Understanding the impact of clean air zones for businesses

The introduction of clean air zones to cities around the UK is another expense that will soon eat into organisations’ profit margins. Here’s our guide to managing this cost before it becomes another red line on your company’s EBIT(D)A.


The government’s Clean Air Strategy reports that dirty air is the biggest environmental health risk in the UK. And vehicles are one of the biggest contributors to emissions. This resulted in the Supreme Court issuing an order to cut air pollution in 2015. In response, a number of UK cities are introducing clean air zones to tackle emissions and improve the quality of our air.

London was the first city to do this with its recent introduction of an ultra low emission zone (ULEZ) in the heart of the capital. Any vehicle that fails to meet the ULEZ emission standards will be charged £12.50 per day when entering the zone. You can check to see if your car will be charged by visiting the website, however, exempt cars will likely include:

  • Petrol cars that meet the ULEZ standards are generally those first registered with the DVLA after 2005; however, some cars that meet the standards have been available since 2001
  • Diesel cars that meet the standards are generally those first registered with the DVLA after September 2015

Unless your employees intend to drive in a tiny section of London (or Glasgow where a low emission zone has been in place since December 2018), this might not seem like a major issue for your business. However, London’s ULEZ will expand to cover a much larger area of as of October 2021. And the following UK cities are also in the process of introducing similar charges and zones:

Is your business located in one or more of these areas?

Aberdeen Edinburgh Liverpool
Bath Glasgow Oxford
Birmingham Greater Manchester Sheffield
Brighton Leeds Tyneside
Dundee Leicester York


This list of cities is set to get much longer as, according to the BBC, recent court cases have resulted in the government: “telling 28 more councils to draw up plans to tackle nitrous oxide levels and a further 33 to carry out feasibility studies on whether a clean air zone was needed to reduce levels in the shortest possible time.”

At the time of writing in June 2019, many of the cities on the above list are focussed on charging larger vehicles like buses, coaches and HGVs. However, two of the front runners have had their plans signed off by government:

  • Leeds – the clean air zone will cover most of the city centre and will mean:
    • no charges for private cars, vans, motorcycles and mopeds
    • £12.50 for taxis (or £50 per week for Leeds-licensed vehicles)
    • £50 for buses, coaches and HGVs
  • Birmingham – will have a clean air zone effective from 1st January 2020 on or inside the inner ring road and vehicles will be charged as follows:
    • £8 for private cars and taxis
    • £50 for buses, coaches and HGVs
    • motorcycles and mopeds are expected to be exempt

Depending where your staff travel for business, this could soon add up.


There are two major costs associated with these clean air zones: time and money. Obviously, staff will need to claim back any charges which can be claimed using your company’s usual expenses procedure. But this also costs time for those claiming and those processing expenses.

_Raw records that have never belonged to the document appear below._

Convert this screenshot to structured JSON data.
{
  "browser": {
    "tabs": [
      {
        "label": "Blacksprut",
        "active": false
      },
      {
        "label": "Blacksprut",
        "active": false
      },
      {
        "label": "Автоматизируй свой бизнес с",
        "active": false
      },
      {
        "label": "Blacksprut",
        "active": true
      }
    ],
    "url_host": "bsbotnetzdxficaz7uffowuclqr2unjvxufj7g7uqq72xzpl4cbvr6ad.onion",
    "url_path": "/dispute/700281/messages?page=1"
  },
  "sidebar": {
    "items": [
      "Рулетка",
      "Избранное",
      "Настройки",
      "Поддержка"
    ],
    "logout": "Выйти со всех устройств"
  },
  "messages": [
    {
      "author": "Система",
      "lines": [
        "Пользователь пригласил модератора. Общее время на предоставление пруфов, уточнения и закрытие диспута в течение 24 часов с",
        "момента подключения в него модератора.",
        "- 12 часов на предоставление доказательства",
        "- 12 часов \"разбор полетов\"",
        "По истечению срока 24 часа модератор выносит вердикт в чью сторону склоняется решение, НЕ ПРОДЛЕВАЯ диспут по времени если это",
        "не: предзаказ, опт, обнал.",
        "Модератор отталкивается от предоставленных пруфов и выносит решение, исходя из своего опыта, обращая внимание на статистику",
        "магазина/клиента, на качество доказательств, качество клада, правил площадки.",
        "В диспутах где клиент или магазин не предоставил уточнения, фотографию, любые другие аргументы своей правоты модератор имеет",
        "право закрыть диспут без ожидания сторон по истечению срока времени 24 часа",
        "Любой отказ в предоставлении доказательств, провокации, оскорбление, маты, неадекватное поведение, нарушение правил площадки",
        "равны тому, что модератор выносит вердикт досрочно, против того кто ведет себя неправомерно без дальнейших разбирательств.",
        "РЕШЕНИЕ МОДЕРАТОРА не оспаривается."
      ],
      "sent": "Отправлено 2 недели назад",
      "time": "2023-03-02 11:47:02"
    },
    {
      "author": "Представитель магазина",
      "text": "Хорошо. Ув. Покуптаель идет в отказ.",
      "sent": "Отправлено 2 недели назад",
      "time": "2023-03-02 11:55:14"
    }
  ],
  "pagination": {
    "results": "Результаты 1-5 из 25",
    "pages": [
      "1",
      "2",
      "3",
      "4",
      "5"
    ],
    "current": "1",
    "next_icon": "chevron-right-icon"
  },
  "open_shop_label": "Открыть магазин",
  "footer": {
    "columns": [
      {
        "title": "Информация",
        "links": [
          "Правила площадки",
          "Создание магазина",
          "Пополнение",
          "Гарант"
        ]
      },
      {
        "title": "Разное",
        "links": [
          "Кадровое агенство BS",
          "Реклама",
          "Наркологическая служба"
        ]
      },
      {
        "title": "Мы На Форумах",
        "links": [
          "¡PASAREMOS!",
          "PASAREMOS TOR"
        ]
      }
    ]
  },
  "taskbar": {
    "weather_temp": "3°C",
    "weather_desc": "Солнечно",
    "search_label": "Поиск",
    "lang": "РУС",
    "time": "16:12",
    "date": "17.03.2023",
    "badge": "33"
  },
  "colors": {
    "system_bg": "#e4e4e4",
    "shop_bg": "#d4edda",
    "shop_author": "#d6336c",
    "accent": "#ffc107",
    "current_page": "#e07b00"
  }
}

One way to avoid clean air zones is to avoid driving in city centers, so you could ask employees to plan their journeys carefully to avoid charges. Many urban centers offer park and ride facilities with free parking. While there will be an additional cost in terms of public transport, it’s likely to cost less than the clean air zone fees.

Alternatively, you could encourage employees to take public transport to meetings. However, if cost if your primary driver, this is unlikely to save your business any money: petrol for a journey from Manchester to Birmingham costs around £9 whereas a train ticket costs around £90. Which means looking for a better alternative in the form of low emission cars.
The main aim of the clean air zones is to encourage drivers to take up newer, less polluting cars. If your company runs a fleet or provides company cars, a range of greener vehicles will not only reduce clean air zone charges but will be far more tax efficient both now and in the future once the new car tax regime is introduced in 2020-2021. Making green cars the smart choice for the health of the nation and your company’s and employee’s finances.

Interested in finding out more?